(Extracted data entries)
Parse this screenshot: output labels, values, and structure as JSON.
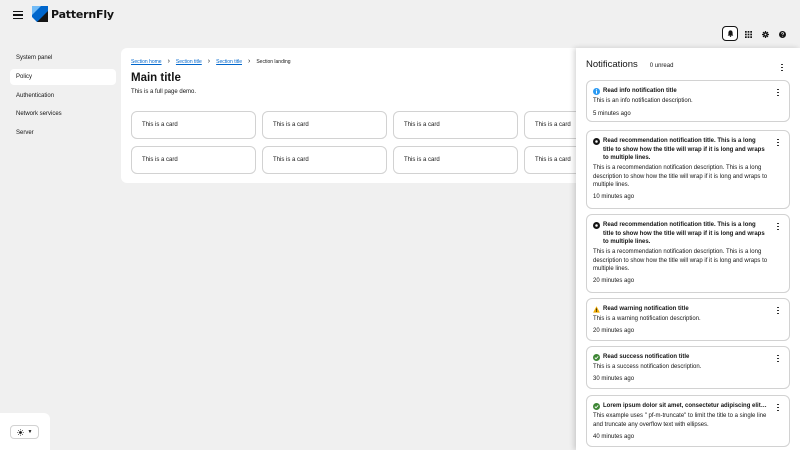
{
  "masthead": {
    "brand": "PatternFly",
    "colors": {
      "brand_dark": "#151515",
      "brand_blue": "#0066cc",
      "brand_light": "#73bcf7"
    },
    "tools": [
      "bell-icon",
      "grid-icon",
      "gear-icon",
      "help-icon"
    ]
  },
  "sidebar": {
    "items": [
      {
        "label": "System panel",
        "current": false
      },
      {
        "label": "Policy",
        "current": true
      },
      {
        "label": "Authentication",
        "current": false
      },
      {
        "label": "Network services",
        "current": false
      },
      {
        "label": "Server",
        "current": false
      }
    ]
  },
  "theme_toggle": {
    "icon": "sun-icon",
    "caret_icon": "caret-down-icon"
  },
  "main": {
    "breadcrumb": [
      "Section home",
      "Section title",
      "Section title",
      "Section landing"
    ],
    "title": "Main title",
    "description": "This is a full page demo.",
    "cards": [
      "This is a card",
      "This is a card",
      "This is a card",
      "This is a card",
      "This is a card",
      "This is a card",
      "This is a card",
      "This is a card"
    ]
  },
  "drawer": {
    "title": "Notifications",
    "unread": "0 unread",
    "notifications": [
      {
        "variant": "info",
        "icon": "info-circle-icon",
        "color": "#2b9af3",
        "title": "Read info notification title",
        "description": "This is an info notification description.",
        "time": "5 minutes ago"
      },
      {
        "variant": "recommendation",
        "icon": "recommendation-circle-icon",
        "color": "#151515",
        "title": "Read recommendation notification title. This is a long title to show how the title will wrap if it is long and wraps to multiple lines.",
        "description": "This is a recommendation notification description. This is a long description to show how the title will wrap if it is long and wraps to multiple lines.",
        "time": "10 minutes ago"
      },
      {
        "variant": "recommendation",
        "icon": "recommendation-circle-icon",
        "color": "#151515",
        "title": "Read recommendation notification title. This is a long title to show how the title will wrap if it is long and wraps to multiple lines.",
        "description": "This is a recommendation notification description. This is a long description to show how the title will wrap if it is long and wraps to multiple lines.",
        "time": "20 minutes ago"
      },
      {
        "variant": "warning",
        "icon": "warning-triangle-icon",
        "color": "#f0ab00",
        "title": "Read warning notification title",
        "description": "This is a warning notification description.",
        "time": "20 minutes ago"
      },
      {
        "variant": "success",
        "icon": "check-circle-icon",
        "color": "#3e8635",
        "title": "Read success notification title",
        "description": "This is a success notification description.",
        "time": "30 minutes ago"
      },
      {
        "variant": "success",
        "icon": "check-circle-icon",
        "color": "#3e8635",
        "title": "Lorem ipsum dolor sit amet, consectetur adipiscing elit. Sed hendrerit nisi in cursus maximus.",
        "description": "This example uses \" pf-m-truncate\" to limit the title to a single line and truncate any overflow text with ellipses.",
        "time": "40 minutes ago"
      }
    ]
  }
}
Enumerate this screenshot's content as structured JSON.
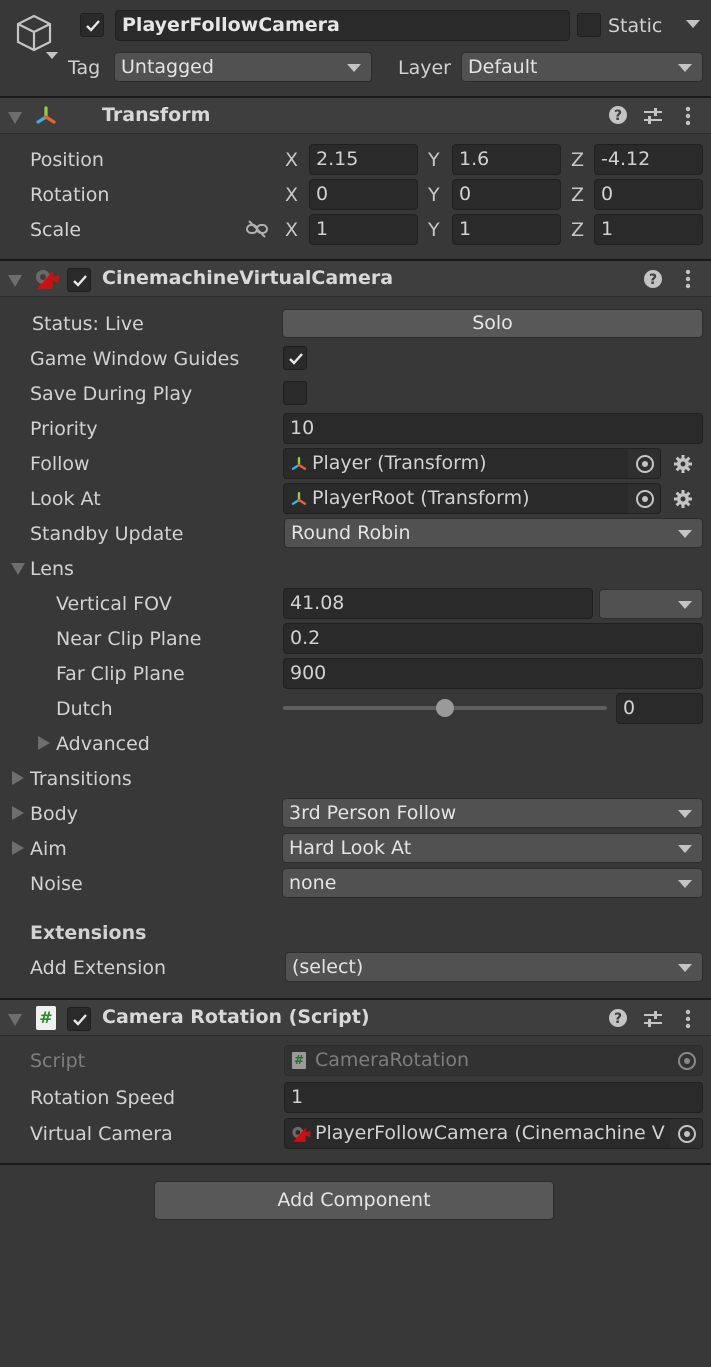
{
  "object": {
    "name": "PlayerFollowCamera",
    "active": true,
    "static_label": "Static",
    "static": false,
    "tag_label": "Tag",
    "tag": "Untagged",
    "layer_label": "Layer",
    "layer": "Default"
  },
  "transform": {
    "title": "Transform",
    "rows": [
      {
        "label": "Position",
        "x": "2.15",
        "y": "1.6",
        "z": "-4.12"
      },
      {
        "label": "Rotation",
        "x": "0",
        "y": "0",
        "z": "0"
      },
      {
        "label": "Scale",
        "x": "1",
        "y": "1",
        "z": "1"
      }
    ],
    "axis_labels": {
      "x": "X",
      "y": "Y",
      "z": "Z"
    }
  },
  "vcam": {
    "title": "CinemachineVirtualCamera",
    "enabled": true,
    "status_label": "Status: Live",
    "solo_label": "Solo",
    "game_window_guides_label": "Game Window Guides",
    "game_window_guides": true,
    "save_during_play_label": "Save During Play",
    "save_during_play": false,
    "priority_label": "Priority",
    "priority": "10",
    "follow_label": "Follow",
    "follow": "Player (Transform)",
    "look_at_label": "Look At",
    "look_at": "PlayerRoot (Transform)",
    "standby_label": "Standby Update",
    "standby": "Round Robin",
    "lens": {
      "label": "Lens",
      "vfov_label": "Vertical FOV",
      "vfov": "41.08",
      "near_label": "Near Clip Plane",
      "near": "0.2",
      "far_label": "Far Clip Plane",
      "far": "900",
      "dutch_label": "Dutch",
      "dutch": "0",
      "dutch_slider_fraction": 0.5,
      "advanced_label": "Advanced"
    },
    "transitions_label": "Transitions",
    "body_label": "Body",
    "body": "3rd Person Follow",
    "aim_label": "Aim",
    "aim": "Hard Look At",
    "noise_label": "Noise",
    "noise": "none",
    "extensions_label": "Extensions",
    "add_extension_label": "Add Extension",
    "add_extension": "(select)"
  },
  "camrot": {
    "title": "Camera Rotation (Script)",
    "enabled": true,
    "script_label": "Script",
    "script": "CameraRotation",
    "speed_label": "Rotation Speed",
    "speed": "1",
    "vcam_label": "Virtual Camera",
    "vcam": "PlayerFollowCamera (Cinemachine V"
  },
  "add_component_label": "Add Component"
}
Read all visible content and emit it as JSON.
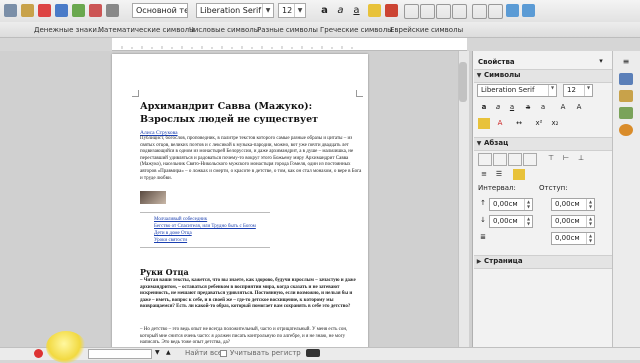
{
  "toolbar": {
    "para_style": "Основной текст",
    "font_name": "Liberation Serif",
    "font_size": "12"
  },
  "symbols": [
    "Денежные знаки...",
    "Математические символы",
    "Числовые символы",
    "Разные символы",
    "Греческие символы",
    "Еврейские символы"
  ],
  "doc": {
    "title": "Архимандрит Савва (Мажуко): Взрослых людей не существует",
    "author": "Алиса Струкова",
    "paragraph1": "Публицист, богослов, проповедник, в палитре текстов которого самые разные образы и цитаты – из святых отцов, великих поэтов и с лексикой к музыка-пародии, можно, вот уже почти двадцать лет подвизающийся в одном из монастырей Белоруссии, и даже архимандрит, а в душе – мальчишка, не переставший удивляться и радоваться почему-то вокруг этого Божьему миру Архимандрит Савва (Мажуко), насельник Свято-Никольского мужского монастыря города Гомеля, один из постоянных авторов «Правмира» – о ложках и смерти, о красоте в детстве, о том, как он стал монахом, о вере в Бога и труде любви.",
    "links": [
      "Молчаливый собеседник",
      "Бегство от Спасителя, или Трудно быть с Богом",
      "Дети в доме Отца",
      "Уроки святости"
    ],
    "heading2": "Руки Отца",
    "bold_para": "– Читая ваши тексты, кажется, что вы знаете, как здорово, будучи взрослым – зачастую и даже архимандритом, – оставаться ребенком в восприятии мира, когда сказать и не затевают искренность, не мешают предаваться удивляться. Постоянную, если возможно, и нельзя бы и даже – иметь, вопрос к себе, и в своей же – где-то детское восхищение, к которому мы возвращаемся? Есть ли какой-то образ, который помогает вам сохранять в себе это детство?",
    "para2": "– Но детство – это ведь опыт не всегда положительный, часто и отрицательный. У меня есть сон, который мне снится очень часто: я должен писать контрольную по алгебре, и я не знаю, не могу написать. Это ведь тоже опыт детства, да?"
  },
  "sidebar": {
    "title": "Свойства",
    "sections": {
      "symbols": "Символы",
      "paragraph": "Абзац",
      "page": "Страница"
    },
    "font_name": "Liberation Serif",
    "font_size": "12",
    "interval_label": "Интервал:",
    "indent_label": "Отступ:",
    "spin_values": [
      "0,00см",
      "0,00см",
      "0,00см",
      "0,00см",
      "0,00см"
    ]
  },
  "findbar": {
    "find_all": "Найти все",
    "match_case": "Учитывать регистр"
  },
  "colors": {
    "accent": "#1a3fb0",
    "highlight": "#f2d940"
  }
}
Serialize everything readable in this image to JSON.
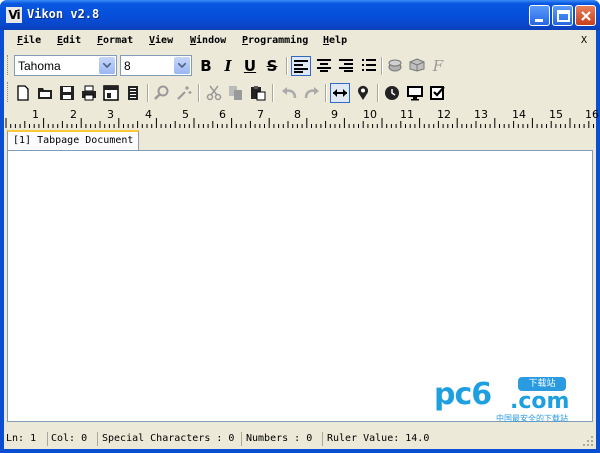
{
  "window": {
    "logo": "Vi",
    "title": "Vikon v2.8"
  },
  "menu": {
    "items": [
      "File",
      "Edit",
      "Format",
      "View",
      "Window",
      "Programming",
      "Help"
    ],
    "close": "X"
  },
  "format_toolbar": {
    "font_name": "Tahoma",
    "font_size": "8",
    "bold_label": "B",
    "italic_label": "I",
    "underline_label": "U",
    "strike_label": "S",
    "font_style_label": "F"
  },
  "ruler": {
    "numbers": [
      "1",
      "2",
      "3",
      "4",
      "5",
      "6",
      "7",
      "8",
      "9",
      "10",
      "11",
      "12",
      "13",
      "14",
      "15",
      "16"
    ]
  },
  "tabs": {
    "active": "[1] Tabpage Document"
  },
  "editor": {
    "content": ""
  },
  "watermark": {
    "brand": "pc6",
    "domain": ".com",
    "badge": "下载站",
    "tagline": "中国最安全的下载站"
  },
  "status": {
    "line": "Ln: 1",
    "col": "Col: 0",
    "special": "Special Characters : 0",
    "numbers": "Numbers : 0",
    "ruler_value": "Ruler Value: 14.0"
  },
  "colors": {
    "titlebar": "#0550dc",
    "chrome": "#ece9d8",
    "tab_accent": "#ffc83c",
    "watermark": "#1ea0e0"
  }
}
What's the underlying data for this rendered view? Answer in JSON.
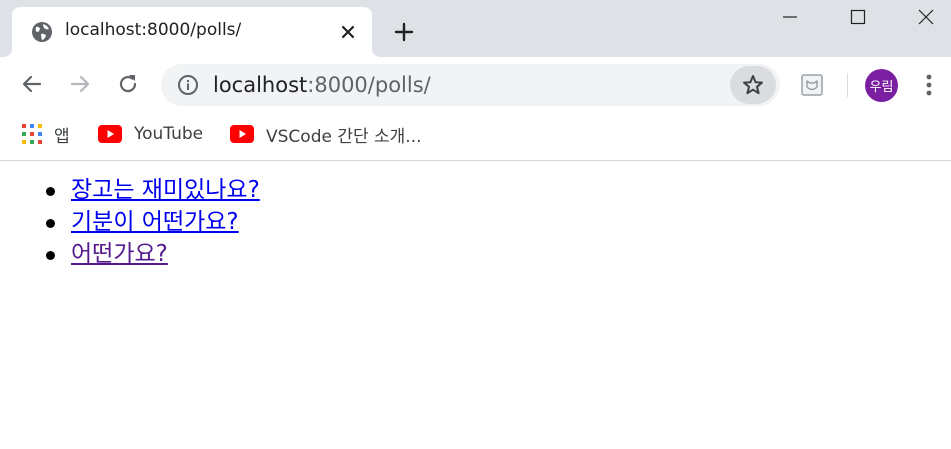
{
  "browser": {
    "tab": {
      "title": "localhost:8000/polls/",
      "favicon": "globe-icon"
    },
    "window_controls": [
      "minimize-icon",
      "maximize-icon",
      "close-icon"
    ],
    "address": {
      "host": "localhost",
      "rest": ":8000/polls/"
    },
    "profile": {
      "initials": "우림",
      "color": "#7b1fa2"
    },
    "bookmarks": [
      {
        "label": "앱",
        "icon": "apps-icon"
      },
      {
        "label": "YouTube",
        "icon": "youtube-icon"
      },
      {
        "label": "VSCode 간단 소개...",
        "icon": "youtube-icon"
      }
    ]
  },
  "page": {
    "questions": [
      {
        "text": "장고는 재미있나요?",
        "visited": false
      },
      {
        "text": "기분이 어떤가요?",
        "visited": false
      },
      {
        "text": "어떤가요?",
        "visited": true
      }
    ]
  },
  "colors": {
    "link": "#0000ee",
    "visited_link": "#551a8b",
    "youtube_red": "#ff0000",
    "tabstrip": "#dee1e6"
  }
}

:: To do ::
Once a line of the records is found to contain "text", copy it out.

:: Result of the exercise ::
        "description": "This example uses \" pf-m-truncate\" to limit the title to a single line and truncate any overflow text with ellipses.",
        "text": "장고는 재미있나요?",
        "text": "기분이 어떤가요?",
        "text": "어떤가요?",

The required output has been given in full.